ICPR testified before the Cook County Redistricting Committee May 1 to ask Commissioners to increase their efforts to engage the public in the once-in-a-decade redistricting process. While the state legislative and Chicago ward redistricting process have already concluded, Cook County's redistricting process has just begun with the holding of preliminary public hearings. Read ICPR's testimony below, and for more information, visit Cook County's Redistricting Committee website, http://redistricting.cookcountyil.gov.
ICPR testimony to the Cook County Redistricting Committee
Good evening, and thank you to the Commissioners, County staff and residents for attending tonight’s public redistricting hearing.
My name is Whitney Woodward and I’m with the Illinois Campaign for Political Reform. ICPR is a non-partisan, non-profit organization that researches and advocates for transparency and accountability in government. For more than two years, ICPR and coalition partners have sought to increase public awareness about the redistricting process. We have worked to educate the public about the impact of redistricting on government and the historic lack of opportunities for citizens to monitor and participate in it. We also have proposed models to increase public engagement and advocated for substantive change. ICPR has worked with many of the speakers you have already heard from, or will hear from this evening, including the Mexican American Legal Defense and Educational Fund, the United Congress of Community and Religious Organizations, the League of Women Voters, the Asian American Institute and Common Cause Illinois.
Given the profound impact that redistricting can have on voter choice and residents’ representation, and the inherent problems that arise in a system that gives the elected officials with a vested interest in the outcome of the map-making process the power to create districts, there clearly exists a need for sunshine and public participation in Cook County’s 2012 redistricting process.

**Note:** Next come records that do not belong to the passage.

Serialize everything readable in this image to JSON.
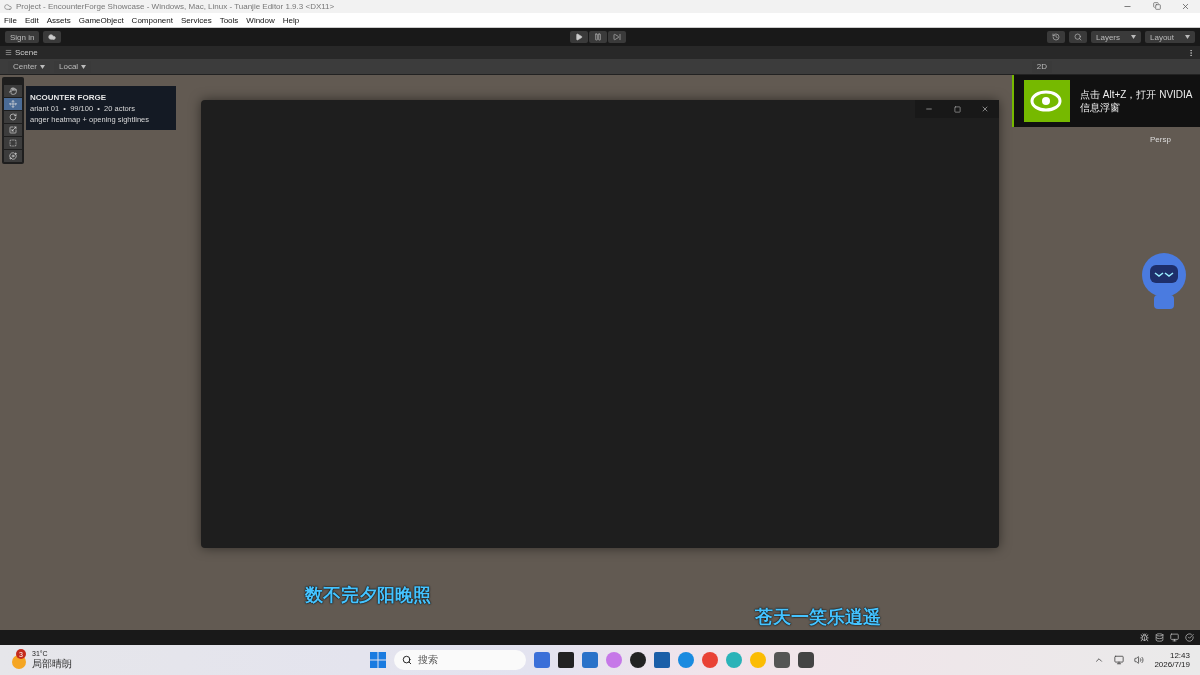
{
  "window": {
    "title": "Project - EncounterForge Showcase - Windows, Mac, Linux - Tuanjie Editor 1.9.3 <DX11>"
  },
  "menu": [
    "File",
    "Edit",
    "Assets",
    "GameObject",
    "Component",
    "Services",
    "Tools",
    "Window",
    "Help"
  ],
  "toolbar": {
    "sign_in": "Sign in",
    "layers": "Layers",
    "layout": "Layout"
  },
  "scene_tab": {
    "label": "Scene"
  },
  "scene_toolbar": {
    "pivot": "Center",
    "space": "Local",
    "mode_2d": "2D"
  },
  "tools": [
    {
      "kind": "hand",
      "selected": false
    },
    {
      "kind": "move",
      "selected": true
    },
    {
      "kind": "rotate",
      "selected": false
    },
    {
      "kind": "scale",
      "selected": false
    },
    {
      "kind": "rect",
      "selected": false
    },
    {
      "kind": "transform",
      "selected": false
    }
  ],
  "info_panel": {
    "title": "NCOUNTER FORGE",
    "stats": "ariant 01  •  99/100  •  20 actors",
    "subtitle": "anger heatmap + opening sightlines"
  },
  "notification": {
    "text": "点击 Alt+Z，打开 NVIDIA 信息浮窗"
  },
  "persp_label": "Persp",
  "subtitles": [
    "数不完夕阳晚照",
    "苍天一笑乐逍遥"
  ],
  "taskbar": {
    "weather_badge": "3",
    "temperature": "31°C",
    "condition": "局部晴朗",
    "search_placeholder": "搜索",
    "time": "12:43",
    "date": "2026/7/19"
  }
}
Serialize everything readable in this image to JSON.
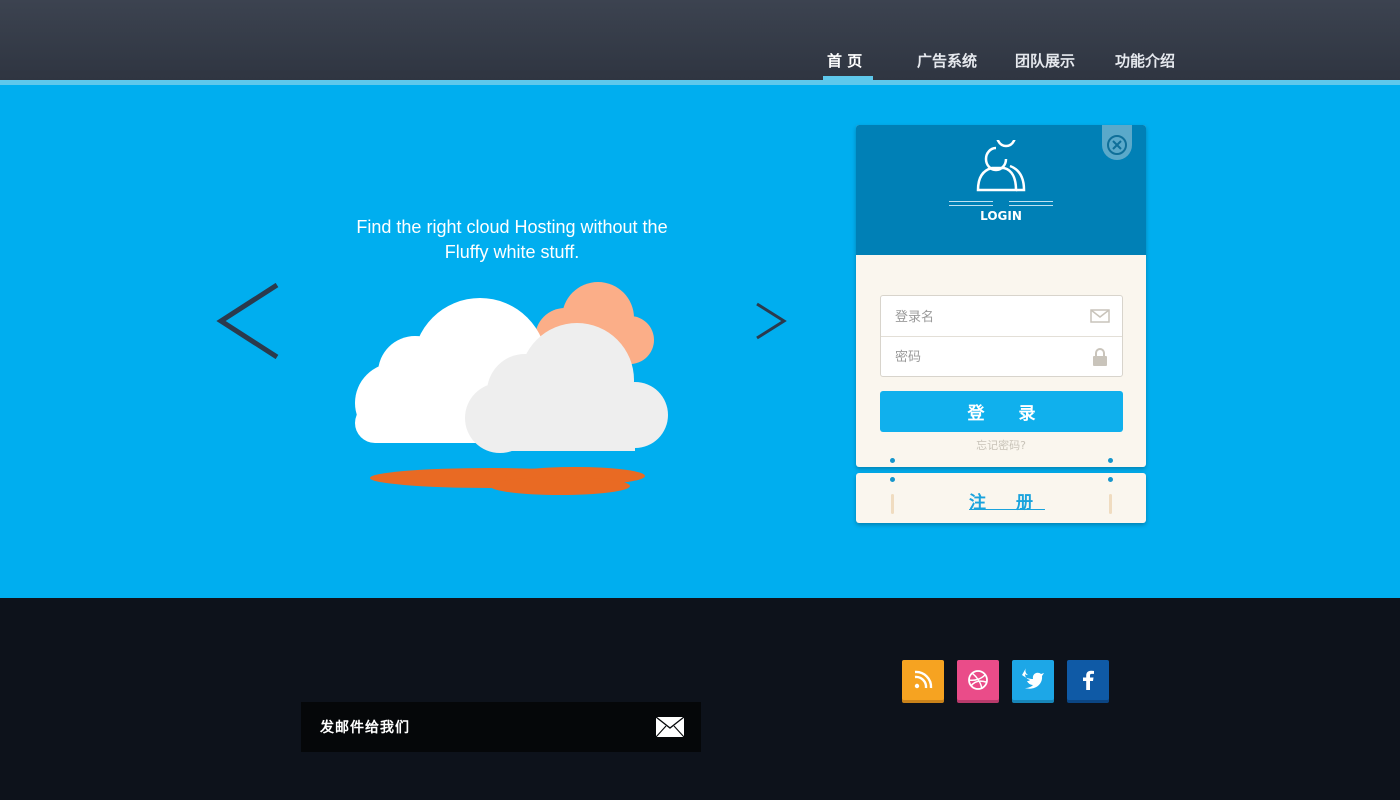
{
  "nav": {
    "items": [
      {
        "label": "首 页",
        "active": true
      },
      {
        "label": "广告系统",
        "active": false
      },
      {
        "label": "团队展示",
        "active": false
      },
      {
        "label": "功能介绍",
        "active": false
      }
    ]
  },
  "hero": {
    "tagline_line1": "Find the right cloud Hosting without the",
    "tagline_line2": "Fluffy white stuff.",
    "prev_icon": "chevron-left-icon",
    "next_icon": "chevron-right-icon"
  },
  "login": {
    "title": "LOGIN",
    "username_placeholder": "登录名",
    "password_placeholder": "密码",
    "submit_label": "登 录",
    "forgot_label": "忘记密码?",
    "register_label": "注 册"
  },
  "footer": {
    "mail_label": "发邮件给我们",
    "social": [
      {
        "name": "rss-icon",
        "color": "#f6a321"
      },
      {
        "name": "dribbble-icon",
        "color": "#ea4c89"
      },
      {
        "name": "twitter-icon",
        "color": "#1da7e7"
      },
      {
        "name": "facebook-icon",
        "color": "#0f5aa6"
      }
    ]
  },
  "colors": {
    "header": "#343a46",
    "accent": "#5ec8ec",
    "hero": "#00aeef",
    "login_header": "#0080b6",
    "footer": "#0d121b"
  }
}
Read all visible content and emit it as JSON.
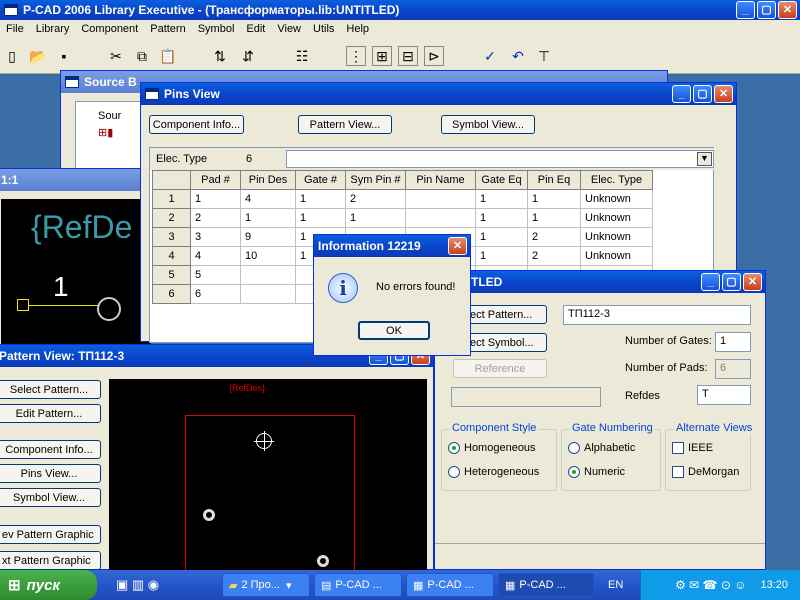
{
  "main_window": {
    "title": "P-CAD 2006 Library Executive - (Трансформаторы.lib:UNTITLED)",
    "menu": [
      "File",
      "Library",
      "Component",
      "Pattern",
      "Symbol",
      "Edit",
      "View",
      "Utils",
      "Help"
    ]
  },
  "source_browser": {
    "title": "Source B",
    "tree_item": "Sour"
  },
  "symbol_view": {
    "title": "1:1",
    "refdes": "{RefDe",
    "pin_number": "1"
  },
  "pins_view": {
    "title": "Pins View",
    "buttons": [
      "Component Info...",
      "Pattern View...",
      "Symbol View..."
    ],
    "elec_type_label": "Elec. Type",
    "elec_type_value": "6",
    "columns": [
      "",
      "Pad #",
      "Pin Des",
      "Gate #",
      "Sym Pin #",
      "Pin Name",
      "Gate Eq",
      "Pin Eq",
      "Elec. Type"
    ],
    "rows": [
      [
        "1",
        "1",
        "4",
        "1",
        "2",
        "",
        "1",
        "1",
        "Unknown"
      ],
      [
        "2",
        "2",
        "1",
        "1",
        "1",
        "",
        "1",
        "1",
        "Unknown"
      ],
      [
        "3",
        "3",
        "9",
        "1",
        "",
        "",
        "1",
        "2",
        "Unknown"
      ],
      [
        "4",
        "4",
        "10",
        "1",
        "",
        "",
        "1",
        "2",
        "Unknown"
      ],
      [
        "5",
        "5",
        "",
        "",
        "",
        "",
        "",
        "",
        ""
      ],
      [
        "6",
        "6",
        "",
        "",
        "",
        "",
        "",
        "",
        ""
      ]
    ]
  },
  "info_dialog": {
    "title": "Information  12219",
    "message": "No errors found!",
    "ok_label": "OK"
  },
  "component_window": {
    "title": ":UNTITLED",
    "select_pattern": "ect Pattern...",
    "select_symbol": "ect Symbol...",
    "reference": "Reference",
    "pattern_name": "ТП112-3",
    "gates_label": "Number of Gates:",
    "gates_value": "1",
    "pads_label": "Number of Pads:",
    "pads_value": "6",
    "refdes_label": "Refdes",
    "refdes_value": "T",
    "style_group": "Component Style",
    "style_options": [
      "Homogeneous",
      "Heterogeneous"
    ],
    "gate_group": "Gate Numbering",
    "gate_options": [
      "Alphabetic",
      "Numeric"
    ],
    "alt_group": "Alternate Views",
    "alt_options": [
      "IEEE",
      "DeMorgan"
    ]
  },
  "pattern_view": {
    "title": "Pattern View: ТП112-3",
    "buttons": [
      "Select Pattern...",
      "Edit Pattern...",
      "Component Info...",
      "Pins View...",
      "Symbol View...",
      "ev Pattern Graphic",
      "xt Pattern Graphic"
    ],
    "refdes": "{RefDes}"
  },
  "taskbar": {
    "start": "пуск",
    "items": [
      "2 Про...",
      "P-CAD ...",
      "P-CAD ...",
      "P-CAD ..."
    ],
    "lang": "EN",
    "clock": "13:20"
  },
  "colors": {
    "titlebar": "#0a42c8",
    "desktop": "#3a6ea5",
    "dialog": "#ece9d8"
  }
}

We commend the County for taking action to engage the public in this vital process, through the creation of this committee, the holding of this and other preliminary public hearings, offering residents access to a mapping terminal, and creating an informational website.
There are three specific requests we ask of the Redistricting Committee as you begin the next phase of your work:
1) Immediately release ranked criteria by which Commissioners will draw the county’s districts and by which maps submitted from voters will be evaluated. While we understand and appreciate that the county must draw districts of roughly equal population and which comply with federal law, including the Voting Rights Act, we do not know what other factors will be considered and how such criteria will be prioritized. ICPR does not believe incumbents’ and candidates’ home addresses should be used in the district-drawing process, because doing so prioritizes political interests at the potential expense of the public’s interest. For the same reason, we ask that the county not use voting history data in the district-drawing process, with the exception of using that information as needed to comply with the federal Voting Rights Act. ICPR also suggests that the county follow the spirit of Illinois Voting Rights Act of 2011, which mandates the creation of coalition, crossover and influence districts whenever possible. Such districts can protect communities and empower voters by keeping such populations whole within districts in cases when they are not large enough to constitute a majority. Doing so enables groups to influence the outcome of elections and engage candidates who will be responsive to them.
2) Establish a timetable for the rest of the redistricting process. By holding this and other preliminary public hearings, you have already taken an important first step toward creating a new County map. But what happens next? The Redistricting Committee should make public a schedule by which it plans to carry out this rest of this process, and aggressively distribute this to voters and the news media so as to encourage participation. In the absence of any additional public hearings, and without a target date for completion, it is difficult for the public to monitor your progress and contribute.
3) Incorporate suggestions from the public into the final, approved map. It is imperative that before any final vote is taken on a new county map, the public be given sufficient time to evaluate and propose improvements to it. The Redistricting Committee should hold multiple public hearings across the County, scheduled with at least two weeks’ notice, to vet any proposed maps before taking a vote. Demographics and a narrative explaining the intent behind the creation of the proposal – indeed, the same information that you have requested of any public submissions – must accompany this release. ICPR notes that in recent years, the County has made notable efforts to increase transparency in county government, and we expect that desire will be reflected in your once-in-a-decade remapping process.
We know that redistricting is a complex and often contentious task. We look forward to working with you in the coming months to ensure the 2012 Cook County Redistricting process is one that is transparent and results in a map that serves voters. Thank you.